Among last week’s bankruptcies, there was another U.S. energy bankruptcy, but this one has more far-reaching implications than the ones that have come before. It is FirstEnergy’s coal and nuclear operations that are bankrupt. This is not surprising in itself. It has been ten years since coal and nuclear plants were cost-competitive on the U.S. grid. The most alarming thing about the FirstEnergy bankruptcy is the company’s request for an emergency subsidy from the U.S. Department of Energy. That request should be ignored. The Department of Energy has said in the past that the emergency subsidy provisions in federal law are meant for use to stabilize the grid following a regional disaster such as a hurricane or earthquake, and not as a routine way to compensate for investment mistakes. The request provides insight into the company’s intentions, though, which are to shift costs onto the public as much as the law will allow.
FirstEnergy investors lost billions of dollars buying archaic power plants that will ultimately be shut down at additional expense. It is better if those shutdowns do not happen all at once this year, but more gradually and at a more economically opportune time, but the shutdown nevertheless looms over the bankruptcy process. This appears to be a strategic bankruptcy intended to save investors the decommissioning costs of the nearly obsolete coal and nuclear plants. The cleanup has to happen to protect the public even if the investors and owners are unwilling or unable to pay for it. With the bankruptcy, most of the costs will be paid for by the public.

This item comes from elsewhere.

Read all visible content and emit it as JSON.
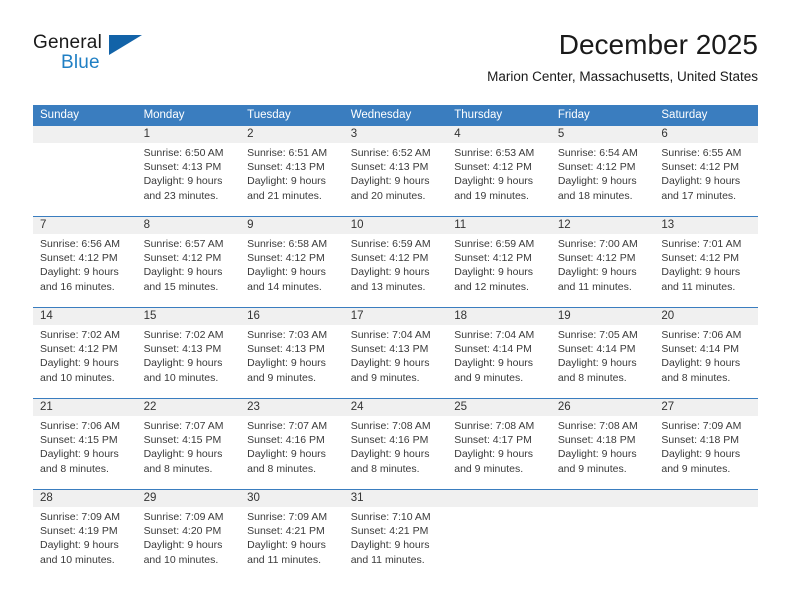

Coal and nuclear bankruptcies are likely to turn into a financial mess on a national scale within ten years. Absent an unexpected series of technological breakthroughs that make existing coal and nuclear plants less expensive to operate, all but a few of the best-designed coal and nuclear plants will be operating at a loss by 2027. The FirstEnergy bankruptcy case will set precedents around the question of how much of the costs of cleanup can be shifted to the public. Investors, obviously, would prefer to raid these utlities for as much money as they can and then pass the bulk of the decommissioning costs along to someone else. Unfortunately, it doesn’t appear that there is much that can be done under current law to stop this severely dysfunctional form of vulture capitalism.